He played ruthless businessman Thomas Eckhardt in David Lynch’s seminal “Twin Peaks” series in 1991. In the similarly enigmatic miniseries “Wild Palms,” he played former Eli Levitt, a history professor who’s founder of the libertarian movement the “Friends” and is imprisoned for terror. More recently he recurred on the popular “Wallender” mystery series, starring Kenneth Branagh, as Wallender’s father in 2008-10.
David Warner was born in Manchester, England. His father changed jobs frequently, which meant the family moved from town to town, and David from school to school, where he performed poorly. His parented separated, and years went by before he saw his mother again — and then only on her deathbed.
He receiving his training as an actor at the Royal Academy of Dramatic Art (RADA) in London.
Warner made his professional stage debut at the Royal Court Theater in January 1962, playing the minor role of Snout in “A Midsummer Night’s Dream,” directed by Tony Richardson. In March at the Belgrade Theater, Coventry, he played Conrad in “Much Ado About Nothing,” and in June he appeared as Jim in David Rudkin’s “Afore Night Come” at the New Arts Theater in London.
He joined the Royal Shakespeare Company in Stratford-upon-Avon in April 1963, playing Trinculo in “The Tempest” and Cinna the Poet in “Julius Caesar”; in July he played Henry VI in the John Barton adaptation of “Henry VI,” Parts I, II and III. At the Aldwych Theater, London, he reprised the role of Henry VI in the complete Wars of the Roses history cycle in 1964. Returning to Stratford in April, he performed the title role in “Richard II,” Moldy in “Henry IV, Part 1″ and “Henry VI.” At the Aldwych in October 1964, he was cast as Valentine Brose in Henry Livings’ play “Eh?,” reprising the role in the 1968 film adaptation “Work Is a Four-Letter Word.”
He played the title role in “Hamlet” at the Royal Shakespeare Theater in 1965. His “Hamlet” was revived in the 1966 Stratford season, and he played Sir Andrew Aguecheek in “Twelfth Night.” At the Aldwych in January 1970, he played Julian in Edward Albee’s “Tiny Alice.”
Warner’s other theater work has included “The Great Exhibition at Hampstead Theater” and “I, Claudius,” both in 1972.
The actor made his big screen debut with a supporting role in 1963 film “Tom Jones,” starring Albert Finney.
Warner starred with Vanessa Redgrave in Karel Reisz’s 1966 feature comedy “Morgan — A Suitable Case for Treatment,” in which he played a man obsessed with Karl Marx and gorillas who resorts to all sorts of bizarre tactics to prevent his upper-class ex-wife from remarrying. At Cannes the film was nominated for the Palme d’Or, and Redgrave was nominated for an Oscar.

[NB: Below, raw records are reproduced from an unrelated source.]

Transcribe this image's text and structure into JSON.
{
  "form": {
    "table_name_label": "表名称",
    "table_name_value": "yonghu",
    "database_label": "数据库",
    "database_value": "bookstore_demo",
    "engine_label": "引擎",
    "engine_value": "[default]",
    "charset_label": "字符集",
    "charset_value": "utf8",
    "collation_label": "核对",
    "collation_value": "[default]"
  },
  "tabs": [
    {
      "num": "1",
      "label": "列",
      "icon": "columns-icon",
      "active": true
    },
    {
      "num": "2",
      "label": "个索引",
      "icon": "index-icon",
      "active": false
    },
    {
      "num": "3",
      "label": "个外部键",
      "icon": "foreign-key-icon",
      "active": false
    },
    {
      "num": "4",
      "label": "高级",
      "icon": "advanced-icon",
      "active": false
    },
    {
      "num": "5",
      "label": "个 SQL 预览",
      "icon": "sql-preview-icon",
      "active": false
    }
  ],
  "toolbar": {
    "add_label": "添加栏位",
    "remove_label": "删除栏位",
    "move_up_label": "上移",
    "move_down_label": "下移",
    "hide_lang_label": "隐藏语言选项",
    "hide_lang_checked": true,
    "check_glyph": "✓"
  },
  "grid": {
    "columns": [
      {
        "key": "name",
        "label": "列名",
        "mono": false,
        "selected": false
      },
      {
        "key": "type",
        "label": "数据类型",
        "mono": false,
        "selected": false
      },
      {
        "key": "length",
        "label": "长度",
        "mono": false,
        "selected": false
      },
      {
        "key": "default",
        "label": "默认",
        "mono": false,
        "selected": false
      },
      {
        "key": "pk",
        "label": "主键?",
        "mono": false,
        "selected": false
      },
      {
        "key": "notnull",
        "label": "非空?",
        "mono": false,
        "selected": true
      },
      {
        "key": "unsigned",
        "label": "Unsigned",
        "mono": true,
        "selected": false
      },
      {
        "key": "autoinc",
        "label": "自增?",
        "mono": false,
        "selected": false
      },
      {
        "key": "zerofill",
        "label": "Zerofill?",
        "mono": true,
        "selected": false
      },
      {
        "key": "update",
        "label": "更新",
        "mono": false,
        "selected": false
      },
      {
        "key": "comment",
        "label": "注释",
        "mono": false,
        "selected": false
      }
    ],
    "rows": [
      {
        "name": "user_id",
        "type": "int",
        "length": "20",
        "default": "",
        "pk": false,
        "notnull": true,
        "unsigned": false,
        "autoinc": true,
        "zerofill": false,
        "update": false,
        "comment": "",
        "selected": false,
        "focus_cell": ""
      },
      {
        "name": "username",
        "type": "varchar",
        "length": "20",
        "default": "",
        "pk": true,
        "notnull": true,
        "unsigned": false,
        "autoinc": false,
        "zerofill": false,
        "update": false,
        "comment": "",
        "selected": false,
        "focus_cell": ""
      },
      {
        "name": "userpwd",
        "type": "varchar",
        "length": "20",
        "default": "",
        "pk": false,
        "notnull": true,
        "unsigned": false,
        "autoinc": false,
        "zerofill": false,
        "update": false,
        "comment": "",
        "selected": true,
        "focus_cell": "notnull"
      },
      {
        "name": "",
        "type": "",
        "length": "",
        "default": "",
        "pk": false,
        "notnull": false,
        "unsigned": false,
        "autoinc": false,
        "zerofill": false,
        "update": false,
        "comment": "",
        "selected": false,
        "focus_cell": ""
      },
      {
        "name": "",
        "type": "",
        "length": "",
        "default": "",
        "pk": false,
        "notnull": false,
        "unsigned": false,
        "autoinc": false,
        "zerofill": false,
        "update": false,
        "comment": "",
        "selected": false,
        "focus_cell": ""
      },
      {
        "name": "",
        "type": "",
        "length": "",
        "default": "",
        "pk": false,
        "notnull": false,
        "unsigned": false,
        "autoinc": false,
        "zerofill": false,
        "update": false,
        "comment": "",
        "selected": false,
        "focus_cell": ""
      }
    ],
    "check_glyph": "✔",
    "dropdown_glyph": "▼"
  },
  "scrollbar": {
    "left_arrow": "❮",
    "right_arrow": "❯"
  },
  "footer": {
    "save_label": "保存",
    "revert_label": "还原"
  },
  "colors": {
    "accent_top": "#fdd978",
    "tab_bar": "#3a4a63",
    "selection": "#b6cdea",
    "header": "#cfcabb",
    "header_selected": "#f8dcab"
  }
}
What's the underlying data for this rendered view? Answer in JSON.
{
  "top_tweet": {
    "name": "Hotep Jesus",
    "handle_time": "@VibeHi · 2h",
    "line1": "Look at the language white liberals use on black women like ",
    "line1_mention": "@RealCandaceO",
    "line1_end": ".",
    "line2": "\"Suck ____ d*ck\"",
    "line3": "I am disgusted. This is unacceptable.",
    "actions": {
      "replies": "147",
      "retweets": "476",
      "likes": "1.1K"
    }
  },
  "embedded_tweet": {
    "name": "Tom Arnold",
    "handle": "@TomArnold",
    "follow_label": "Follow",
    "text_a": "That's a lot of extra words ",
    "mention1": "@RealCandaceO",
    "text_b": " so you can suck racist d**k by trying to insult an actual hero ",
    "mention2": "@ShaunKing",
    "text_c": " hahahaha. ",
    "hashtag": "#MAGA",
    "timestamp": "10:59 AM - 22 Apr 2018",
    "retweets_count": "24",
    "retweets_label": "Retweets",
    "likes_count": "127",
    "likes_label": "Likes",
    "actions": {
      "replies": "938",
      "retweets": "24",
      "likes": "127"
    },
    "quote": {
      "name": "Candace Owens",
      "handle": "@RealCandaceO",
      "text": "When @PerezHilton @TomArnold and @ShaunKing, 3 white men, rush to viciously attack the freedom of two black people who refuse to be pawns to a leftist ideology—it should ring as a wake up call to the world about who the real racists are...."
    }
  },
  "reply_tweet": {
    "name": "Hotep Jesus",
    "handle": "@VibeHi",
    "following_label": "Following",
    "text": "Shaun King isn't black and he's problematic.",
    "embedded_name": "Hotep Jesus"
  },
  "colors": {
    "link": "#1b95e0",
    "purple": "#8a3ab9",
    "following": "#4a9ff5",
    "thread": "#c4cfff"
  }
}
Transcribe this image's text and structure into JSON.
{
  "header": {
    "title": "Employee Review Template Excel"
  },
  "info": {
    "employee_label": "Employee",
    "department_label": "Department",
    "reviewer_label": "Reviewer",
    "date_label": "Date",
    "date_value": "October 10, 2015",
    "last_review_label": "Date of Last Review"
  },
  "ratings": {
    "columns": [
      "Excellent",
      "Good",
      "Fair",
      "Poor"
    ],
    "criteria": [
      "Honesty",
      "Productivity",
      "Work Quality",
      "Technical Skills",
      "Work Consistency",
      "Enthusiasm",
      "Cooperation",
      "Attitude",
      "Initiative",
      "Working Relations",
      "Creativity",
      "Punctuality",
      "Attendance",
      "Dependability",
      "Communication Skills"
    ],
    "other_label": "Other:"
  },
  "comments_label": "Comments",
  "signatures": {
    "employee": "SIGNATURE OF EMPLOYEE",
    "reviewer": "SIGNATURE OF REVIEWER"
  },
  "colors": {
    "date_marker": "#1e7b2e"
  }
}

In Sidney Lumet’s 1968 Chekhov adaptation of “The Sea Gull,” he played Konstantin, the writer son of Simone Signoret’s Arkadina. The same year he appeared in a Peter Hall-directed adaptation of “A Midsummer Night’s Dream” as Lysander.
After “The Ballad of Cable Hogue” in 1970, he starred with Jane Fonda in Joseph Losey’s 1973 adaptation of “A Doll’s House.”
In 2001 he made his American stage debut — and returned to the theater after decades away — playing Andrew Undershaft in a Broadway revival of “Major Barbara” that also featured Dana Ivey and Cherry Jones.
Back in the UK, he appeared in “A Feast of Snails” at the Lyric Theater in 2002 and “Where There’s a Will” at the Theater Royal, Bath. In 2005 he played the title role in “King Lear” at Chichester Festival Theatre.
He returned to Stratford for the first time in more than four decades in August 2007, as an RSC Honorary Artist, to play Sir John Falstaff in the Courtyard Theater revival of “Henry IV, Part 1” and “Henry IV, Part 2.”
Warner was also a voiceover artist who contributed to an animated series including “The Legend of Prince Valiant” (as Duke Richard of Lionsgate), “Batman: The Animated Series” (as Ra’s al Ghul), “Gargoyles” (as Archmage),” Freakazoid” (as the Lobe), “Spider-Man” (Herbert Landon), “Toonsylvania,” “Superman,” “Batman Beyond,” “Buzz Lightyear of Star Command,” “Men in Black: The Series” and a variety of videogames.
The actor was twice married and divorced, first to Harriet Lindgren (1969-72), then to Sheilah Kent (1979-2005).
He is survived by a daughter, Melissa, from his marriage to Kent.